Building a new life doesn’t include whining about your ex. “Learn to deal with it and not hold on to it,” Kitty7470 says. And when your ex finds a new partner? “They now have a say in your entire life, because your ex lets them.”
Banshee1 says he’s surprised at how bitter people can be. “I’ve talked to so many people that get upset because they believe their ex is doing better than they are or are suffering less. My feeling is — focus on you and your life. You can spend the rest of your life comparing to your ex-spouse and miss out on opportunities that are right in front of you.”
And some further advice: “Your ex has a life and so do you. Don’t share,” says timless. “I’ve learned to keep things focused on my daughter and vague pleasantries. Any unnecessary details come back to bite me in the butt.”
8. You will get a second wind.
When you think it won’t get any better, just keep moving forward. “The train wreck that was your life during the divorce suddenly gets a makeover as soon as your divorce is final,” timless says. “Somewhere near the end you have one final cry and then get a second wind. This is your saving grace, your reward for the pain and suffering.”

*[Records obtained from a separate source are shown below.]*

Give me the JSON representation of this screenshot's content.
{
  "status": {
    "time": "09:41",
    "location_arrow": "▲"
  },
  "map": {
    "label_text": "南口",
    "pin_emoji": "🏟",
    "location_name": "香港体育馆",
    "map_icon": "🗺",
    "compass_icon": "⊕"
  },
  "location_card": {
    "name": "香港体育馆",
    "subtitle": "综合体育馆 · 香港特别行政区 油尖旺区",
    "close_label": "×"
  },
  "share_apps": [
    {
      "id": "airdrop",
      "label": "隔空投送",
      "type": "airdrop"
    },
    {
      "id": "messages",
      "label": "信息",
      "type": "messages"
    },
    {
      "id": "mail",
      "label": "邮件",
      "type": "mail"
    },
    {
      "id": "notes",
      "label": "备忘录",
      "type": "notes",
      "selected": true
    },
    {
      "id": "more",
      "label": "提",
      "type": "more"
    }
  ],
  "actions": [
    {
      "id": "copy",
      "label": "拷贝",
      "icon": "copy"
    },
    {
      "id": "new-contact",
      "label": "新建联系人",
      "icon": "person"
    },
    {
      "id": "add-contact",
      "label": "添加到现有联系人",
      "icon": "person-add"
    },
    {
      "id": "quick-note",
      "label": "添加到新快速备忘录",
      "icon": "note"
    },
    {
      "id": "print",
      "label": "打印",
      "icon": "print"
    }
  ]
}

Unhappily married to her high school sweetheart for 15 years before she finally asked for a divorce, Wow65 agrees, saying when the divorce was final she realized: “I could do what I wanted with my life and have a great time doing it.”
“Now is the time to focus on you,” Banshee1 advises. “Look at divorce as a chance to rebuild, to start fresh. Yes, there will be hurt, loneliness, frustration — but that’s life, isn’t it? For me, I’m taking the experiences that I’ve had has a husband and turning them into a guideline for how I want to live my life as a man. I will always and forever be a father to my children — and my focus is 150 percent on them. But, to be the best father that I can be I must learn to take care of myself, too. I’m learning to pursue my dreams, and through that inspire my children (and possibly others) along the way. My legacy to my children will be strength and perseverance even when the chips are down.”
Divorce coach Annie O’Neill added: “You have your whole life ahead of you to do what you want to do. It is a chance to reinvent yourself, a new chapter of your life. You have to put your marriage behind you and decide to move on.”